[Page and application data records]
--- START ---
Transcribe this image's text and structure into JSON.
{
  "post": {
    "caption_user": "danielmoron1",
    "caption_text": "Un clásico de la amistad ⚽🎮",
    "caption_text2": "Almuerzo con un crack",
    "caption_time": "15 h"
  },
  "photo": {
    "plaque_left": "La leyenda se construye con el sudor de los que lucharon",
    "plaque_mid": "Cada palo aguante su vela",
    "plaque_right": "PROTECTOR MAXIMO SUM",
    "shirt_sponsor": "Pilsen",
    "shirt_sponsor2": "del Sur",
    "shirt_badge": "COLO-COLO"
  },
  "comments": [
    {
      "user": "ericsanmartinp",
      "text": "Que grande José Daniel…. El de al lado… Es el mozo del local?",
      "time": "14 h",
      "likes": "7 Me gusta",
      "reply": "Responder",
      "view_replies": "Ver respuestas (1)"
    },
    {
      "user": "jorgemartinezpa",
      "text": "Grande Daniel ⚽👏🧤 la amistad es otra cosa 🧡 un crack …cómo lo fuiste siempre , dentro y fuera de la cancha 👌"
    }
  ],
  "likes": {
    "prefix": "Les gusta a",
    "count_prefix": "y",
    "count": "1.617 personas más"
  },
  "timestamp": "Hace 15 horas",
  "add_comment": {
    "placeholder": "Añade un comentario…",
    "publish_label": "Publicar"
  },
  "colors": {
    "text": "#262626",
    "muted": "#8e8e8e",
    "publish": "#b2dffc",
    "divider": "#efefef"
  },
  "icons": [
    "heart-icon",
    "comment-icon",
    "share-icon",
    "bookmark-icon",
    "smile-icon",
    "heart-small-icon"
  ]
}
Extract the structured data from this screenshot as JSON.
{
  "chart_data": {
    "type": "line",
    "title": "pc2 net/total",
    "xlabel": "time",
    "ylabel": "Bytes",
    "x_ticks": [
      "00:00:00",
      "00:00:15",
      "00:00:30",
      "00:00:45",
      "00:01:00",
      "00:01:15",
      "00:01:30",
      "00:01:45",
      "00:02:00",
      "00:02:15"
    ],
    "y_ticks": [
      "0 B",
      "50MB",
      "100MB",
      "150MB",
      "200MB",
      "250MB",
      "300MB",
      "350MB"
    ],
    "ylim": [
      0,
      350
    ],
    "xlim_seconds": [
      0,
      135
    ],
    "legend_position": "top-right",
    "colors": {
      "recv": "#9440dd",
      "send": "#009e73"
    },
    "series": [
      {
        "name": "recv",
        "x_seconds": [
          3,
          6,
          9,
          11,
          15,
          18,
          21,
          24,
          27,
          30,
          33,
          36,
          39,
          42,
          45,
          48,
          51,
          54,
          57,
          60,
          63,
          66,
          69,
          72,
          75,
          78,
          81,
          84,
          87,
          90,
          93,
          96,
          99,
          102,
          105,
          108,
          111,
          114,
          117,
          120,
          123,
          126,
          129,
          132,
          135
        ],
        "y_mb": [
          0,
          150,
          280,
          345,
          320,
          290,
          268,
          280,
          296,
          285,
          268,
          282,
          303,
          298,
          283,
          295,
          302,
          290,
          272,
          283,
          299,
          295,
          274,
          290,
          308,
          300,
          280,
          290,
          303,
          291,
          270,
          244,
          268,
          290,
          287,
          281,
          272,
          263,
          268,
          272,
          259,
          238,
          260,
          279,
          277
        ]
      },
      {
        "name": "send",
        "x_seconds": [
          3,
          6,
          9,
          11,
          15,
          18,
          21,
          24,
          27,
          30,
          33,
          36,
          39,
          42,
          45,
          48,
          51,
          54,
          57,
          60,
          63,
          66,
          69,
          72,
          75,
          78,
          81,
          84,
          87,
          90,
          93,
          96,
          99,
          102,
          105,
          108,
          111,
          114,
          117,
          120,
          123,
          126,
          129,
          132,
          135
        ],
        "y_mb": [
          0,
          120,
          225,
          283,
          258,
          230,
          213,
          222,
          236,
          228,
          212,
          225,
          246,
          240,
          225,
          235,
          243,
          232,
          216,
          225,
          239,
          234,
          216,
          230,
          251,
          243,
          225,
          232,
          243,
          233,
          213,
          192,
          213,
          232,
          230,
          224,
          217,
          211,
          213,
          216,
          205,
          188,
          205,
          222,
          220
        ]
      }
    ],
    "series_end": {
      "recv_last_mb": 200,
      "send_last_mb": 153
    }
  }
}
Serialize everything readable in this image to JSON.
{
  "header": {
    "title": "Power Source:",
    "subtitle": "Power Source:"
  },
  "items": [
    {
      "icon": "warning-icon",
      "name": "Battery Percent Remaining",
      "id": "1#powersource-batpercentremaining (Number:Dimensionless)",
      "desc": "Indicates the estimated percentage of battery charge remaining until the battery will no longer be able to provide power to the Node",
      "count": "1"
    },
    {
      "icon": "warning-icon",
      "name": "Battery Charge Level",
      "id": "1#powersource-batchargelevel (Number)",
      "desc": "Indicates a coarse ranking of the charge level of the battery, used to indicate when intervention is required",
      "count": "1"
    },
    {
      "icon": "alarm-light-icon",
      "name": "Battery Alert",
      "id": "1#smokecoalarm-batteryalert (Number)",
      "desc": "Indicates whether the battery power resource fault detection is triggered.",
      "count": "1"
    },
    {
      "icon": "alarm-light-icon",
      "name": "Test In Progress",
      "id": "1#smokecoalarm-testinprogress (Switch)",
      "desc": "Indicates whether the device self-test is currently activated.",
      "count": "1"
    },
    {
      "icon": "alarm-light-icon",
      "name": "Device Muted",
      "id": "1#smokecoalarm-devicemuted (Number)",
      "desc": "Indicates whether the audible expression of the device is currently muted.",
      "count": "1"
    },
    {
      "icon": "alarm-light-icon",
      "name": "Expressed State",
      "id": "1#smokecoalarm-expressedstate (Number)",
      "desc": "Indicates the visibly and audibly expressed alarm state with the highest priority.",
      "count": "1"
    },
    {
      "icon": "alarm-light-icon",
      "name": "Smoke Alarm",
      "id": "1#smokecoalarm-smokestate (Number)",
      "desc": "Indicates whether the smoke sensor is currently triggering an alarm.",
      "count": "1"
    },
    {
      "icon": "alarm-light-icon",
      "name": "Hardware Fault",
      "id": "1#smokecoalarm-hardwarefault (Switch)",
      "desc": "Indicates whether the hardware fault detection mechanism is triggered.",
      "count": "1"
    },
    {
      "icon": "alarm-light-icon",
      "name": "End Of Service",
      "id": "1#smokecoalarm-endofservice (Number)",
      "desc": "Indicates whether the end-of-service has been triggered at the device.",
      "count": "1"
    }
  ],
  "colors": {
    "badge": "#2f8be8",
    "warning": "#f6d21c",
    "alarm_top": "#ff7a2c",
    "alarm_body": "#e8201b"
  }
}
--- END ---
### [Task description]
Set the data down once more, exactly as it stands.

### [Written response]
Transcribe this image's text and structure into JSON.
{
  "post": {
    "caption_user": "danielmoron1",
    "caption_text": "Un clásico de la amistad ⚽🎮",
    "caption_text2": "Almuerzo con un crack",
    "caption_time": "15 h"
  },
  "photo": {
    "plaque_left": "La leyenda se construye con el sudor de los que lucharon",
    "plaque_mid": "Cada palo aguante su vela",
    "plaque_right": "PROTECTOR MAXIMO SUM",
    "shirt_sponsor": "Pilsen",
    "shirt_sponsor2": "del Sur",
    "shirt_badge": "COLO-COLO"
  },
  "comments": [
    {
      "user": "ericsanmartinp",
      "text": "Que grande José Daniel…. El de al lado… Es el mozo del local?",
      "time": "14 h",
      "likes": "7 Me gusta",
      "reply": "Responder",
      "view_replies": "Ver respuestas (1)"
    },
    {
      "user": "jorgemartinezpa",
      "text": "Grande Daniel ⚽👏🧤 la amistad es otra cosa 🧡 un crack …cómo lo fuiste siempre , dentro y fuera de la cancha 👌"
    }
  ],
  "likes": {
    "prefix": "Les gusta a",
    "count_prefix": "y",
    "count": "1.617 personas más"
  },
  "timestamp": "Hace 15 horas",
  "add_comment": {
    "placeholder": "Añade un comentario…",
    "publish_label": "Publicar"
  },
  "colors": {
    "text": "#262626",
    "muted": "#8e8e8e",
    "publish": "#b2dffc",
    "divider": "#efefef"
  },
  "icons": [
    "heart-icon",
    "comment-icon",
    "share-icon",
    "bookmark-icon",
    "smile-icon",
    "heart-small-icon"
  ]
}
Extract the structured data from this screenshot as JSON.
{
  "chart_data": {
    "type": "line",
    "title": "pc2 net/total",
    "xlabel": "time",
    "ylabel": "Bytes",
    "x_ticks": [
      "00:00:00",
      "00:00:15",
      "00:00:30",
      "00:00:45",
      "00:01:00",
      "00:01:15",
      "00:01:30",
      "00:01:45",
      "00:02:00",
      "00:02:15"
    ],
    "y_ticks": [
      "0 B",
      "50MB",
      "100MB",
      "150MB",
      "200MB",
      "250MB",
      "300MB",
      "350MB"
    ],
    "ylim": [
      0,
      350
    ],
    "xlim_seconds": [
      0,
      135
    ],
    "legend_position": "top-right",
    "colors": {
      "recv": "#9440dd",
      "send": "#009e73"
    },
    "series": [
      {
        "name": "recv",
        "x_seconds": [
          3,
          6,
          9,
          11,
          15,
          18,
          21,
          24,
          27,
          30,
          33,
          36,
          39,
          42,
          45,
          48,
          51,
          54,
          57,
          60,
          63,
          66,
          69,
          72,
          75,
          78,
          81,
          84,
          87,
          90,
          93,
          96,
          99,
          102,
          105,
          108,
          111,
          114,
          117,
          120,
          123,
          126,
          129,
          132,
          135
        ],
        "y_mb": [
          0,
          150,
          280,
          345,
          320,
          290,
          268,
          280,
          296,
          285,
          268,
          282,
          303,
          298,
          283,
          295,
          302,
          290,
          272,
          283,
          299,
          295,
          274,
          290,
          308,
          300,
          280,
          290,
          303,
          291,
          270,
          244,
          268,
          290,
          287,
          281,
          272,
          263,
          268,
          272,
          259,
          238,
          260,
          279,
          277
        ]
      },
      {
        "name": "send",
        "x_seconds": [
          3,
          6,
          9,
          11,
          15,
          18,
          21,
          24,
          27,
          30,
          33,
          36,
          39,
          42,
          45,
          48,
          51,
          54,
          57,
          60,
          63,
          66,
          69,
          72,
          75,
          78,
          81,
          84,
          87,
          90,
          93,
          96,
          99,
          102,
          105,
          108,
          111,
          114,
          117,
          120,
          123,
          126,
          129,
          132,
          135
        ],
        "y_mb": [
          0,
          120,
          225,
          283,
          258,
          230,
          213,
          222,
          236,
          228,
          212,
          225,
          246,
          240,
          225,
          235,
          243,
          232,
          216,
          225,
          239,
          234,
          216,
          230,
          251,
          243,
          225,
          232,
          243,
          233,
          213,
          192,
          213,
          232,
          230,
          224,
          217,
          211,
          213,
          216,
          205,
          188,
          205,
          222,
          220
        ]
      }
    ],
    "series_end": {
      "recv_last_mb": 200,
      "send_last_mb": 153
    }
  }
}
Serialize everything readable in this image to JSON.
{
  "header": {
    "title": "Power Source:",
    "subtitle": "Power Source:"
  },
  "items": [
    {
      "icon": "warning-icon",
      "name": "Battery Percent Remaining",
      "id": "1#powersource-batpercentremaining (Number:Dimensionless)",
      "desc": "Indicates the estimated percentage of battery charge remaining until the battery will no longer be able to provide power to the Node",
      "count": "1"
    },
    {
      "icon": "warning-icon",
      "name": "Battery Charge Level",
      "id": "1#powersource-batchargelevel (Number)",
      "desc": "Indicates a coarse ranking of the charge level of the battery, used to indicate when intervention is required",
      "count": "1"
    },
    {
      "icon": "alarm-light-icon",
      "name": "Battery Alert",
      "id": "1#smokecoalarm-batteryalert (Number)",
      "desc": "Indicates whether the battery power resource fault detection is triggered.",
      "count": "1"
    },
    {
      "icon": "alarm-light-icon",
      "name": "Test In Progress",
      "id": "1#smokecoalarm-testinprogress (Switch)",
      "desc": "Indicates whether the device self-test is currently activated.",
      "count": "1"
    },
    {
      "icon": "alarm-light-icon",
      "name": "Device Muted",
      "id": "1#smokecoalarm-devicemuted (Number)",
      "desc": "Indicates whether the audible expression of the device is currently muted.",
      "count": "1"
    },
    {
      "icon": "alarm-light-icon",
      "name": "Expressed State",
      "id": "1#smokecoalarm-expressedstate (Number)",
      "desc": "Indicates the visibly and audibly expressed alarm state with the highest priority.",
      "count": "1"
    },
    {
      "icon": "alarm-light-icon",
      "name": "Smoke Alarm",
      "id": "1#smokecoalarm-smokestate (Number)",
      "desc": "Indicates whether the smoke sensor is currently triggering an alarm.",
      "count": "1"
    },
    {
      "icon": "alarm-light-icon",
      "name": "Hardware Fault",
      "id": "1#smokecoalarm-hardwarefault (Switch)",
      "desc": "Indicates whether the hardware fault detection mechanism is triggered.",
      "count": "1"
    },
    {
      "icon": "alarm-light-icon",
      "name": "End Of Service",
      "id": "1#smokecoalarm-endofservice (Number)",
      "desc": "Indicates whether the end-of-service has been triggered at the device.",
      "count": "1"
    }
  ],
  "colors": {
    "badge": "#2f8be8",
    "warning": "#f6d21c",
    "alarm_top": "#ff7a2c",
    "alarm_body": "#e8201b"
  }
}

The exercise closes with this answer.